The deployment of a new chemical industry, fitting within the paradigm of circular economy, can only be achieved with new ideas and technologies. To address these, the project takes up the challenge to activate CO2 and (bio) CH4, two very stable molecules, and turn them into CO as chemical building blocks.
In 2016, the EU ratified the Paris Agreement, a milestone in its vision to respond to the climate change threat. This makes the greenhouse gases carbon dioxide (CO2) and methane (CH4) both a challenge and an opportunity, the latter in the context of transition from a linear to a circular economy. Today, no efficient technologies exist that can directly use CO2 or bio CH4, as emitted from industrial and/or anaerobic fermentation point sources, for the production of value added chemicals. Driven by the need to develop technologies for converting large amounts of CO2, the Super-Dry Reforming (SDR) concept has been proposed and demonstrated at the Laboratory for Chemical Technology (LCT). Compared to regular dry reforming of (bio)methane, super-dry reforming is a strongly intensified process as it converts up to three CO2 molecules per molecule of CH4 into a pure CO stream. Taking into account that potential bio-methane production in the EU can reach up to 30Mt/y in the coming decade, this would allow to convert around 10% of current stationary point CO2 emissions into CO, but in principle any methane rich source can be used.
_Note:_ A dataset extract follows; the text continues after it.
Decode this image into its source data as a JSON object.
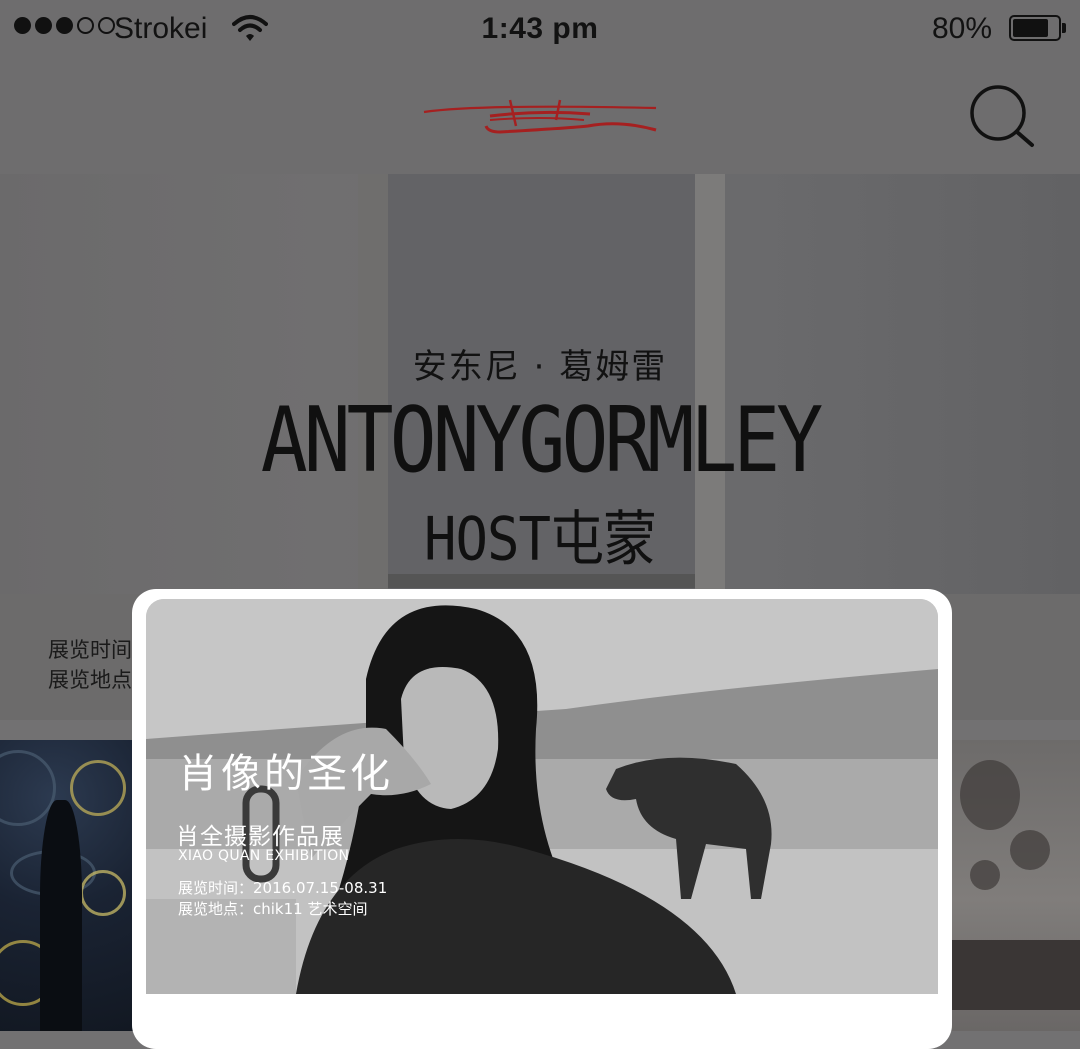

In combination with renewable H2, produced for example from green electricity, CO can become a key platform molecule in a sustainable future.
• Large scale material synthesis
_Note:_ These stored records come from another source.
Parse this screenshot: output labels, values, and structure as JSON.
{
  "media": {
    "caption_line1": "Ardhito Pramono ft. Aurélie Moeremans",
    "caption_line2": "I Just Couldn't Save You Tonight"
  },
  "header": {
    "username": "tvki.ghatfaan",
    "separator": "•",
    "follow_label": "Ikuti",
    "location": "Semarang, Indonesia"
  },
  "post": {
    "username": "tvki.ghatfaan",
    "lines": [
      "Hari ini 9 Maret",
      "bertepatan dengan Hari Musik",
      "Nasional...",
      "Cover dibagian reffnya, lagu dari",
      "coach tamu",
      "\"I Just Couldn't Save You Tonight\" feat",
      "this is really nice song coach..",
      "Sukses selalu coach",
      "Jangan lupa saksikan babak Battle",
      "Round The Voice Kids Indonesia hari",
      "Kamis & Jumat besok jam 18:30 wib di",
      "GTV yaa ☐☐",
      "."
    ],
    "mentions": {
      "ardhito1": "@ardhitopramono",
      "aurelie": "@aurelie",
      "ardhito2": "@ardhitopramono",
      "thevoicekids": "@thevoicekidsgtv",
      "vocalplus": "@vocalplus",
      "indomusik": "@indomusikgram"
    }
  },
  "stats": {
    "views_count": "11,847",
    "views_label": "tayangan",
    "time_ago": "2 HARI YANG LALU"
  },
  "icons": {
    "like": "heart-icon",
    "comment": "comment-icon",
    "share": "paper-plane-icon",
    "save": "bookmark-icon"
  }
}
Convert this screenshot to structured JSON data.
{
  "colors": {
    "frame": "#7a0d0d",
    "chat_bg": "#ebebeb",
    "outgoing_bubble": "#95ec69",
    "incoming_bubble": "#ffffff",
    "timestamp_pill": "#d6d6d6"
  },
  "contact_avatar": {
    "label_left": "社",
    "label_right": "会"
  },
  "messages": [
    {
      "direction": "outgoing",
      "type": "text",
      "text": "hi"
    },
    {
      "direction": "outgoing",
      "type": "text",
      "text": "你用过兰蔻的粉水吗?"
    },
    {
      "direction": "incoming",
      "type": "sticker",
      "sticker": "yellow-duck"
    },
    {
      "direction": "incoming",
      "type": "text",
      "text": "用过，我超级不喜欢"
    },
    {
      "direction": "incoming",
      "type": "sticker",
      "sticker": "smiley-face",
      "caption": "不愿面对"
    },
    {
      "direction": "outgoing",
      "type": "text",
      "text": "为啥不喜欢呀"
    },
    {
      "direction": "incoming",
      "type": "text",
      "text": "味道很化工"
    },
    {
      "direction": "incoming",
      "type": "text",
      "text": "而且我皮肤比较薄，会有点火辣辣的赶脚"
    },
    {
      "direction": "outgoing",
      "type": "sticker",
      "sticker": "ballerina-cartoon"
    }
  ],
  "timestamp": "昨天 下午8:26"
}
As a large gap exists between laboratory catalysts/materials and the corresponding industrial solids, it is easy to understand the enormous importance of material manufacturing development from bench to pilot scale. Spray drying, a technique capable of producing materials on a kg scale.
The physicochemical properties of the synthesized materials will be determined with basic characterization techniques, with particular regard to gas sorption (determination of surface area and porosity), X-Ray Diffraction (XRD; crystallinity, particle size, lattice constants) and Elemental Analysis (e.g. ICP-MS).
• SDR Process development
We will use fixed-bed reactors for the SDR process, in order to optimize the spatial distribution of the oxygen storage material and CO2 sorbent within the reactor. A multi-reactor configuration will be used for continuous steady-state production of CO by super-dry reforming of CH4 with inherent separation of H2O from CO/CO2.
• Industrial process simulation
Advanced process simulations have the power to provide the high level of accuracy and detail needed so engineers can optimize flows, heat and mass transfer, and chemical reactions that drive overall process performance. The data obtained from the activity tests with fixed-bed reactors will be used for the process scale-up.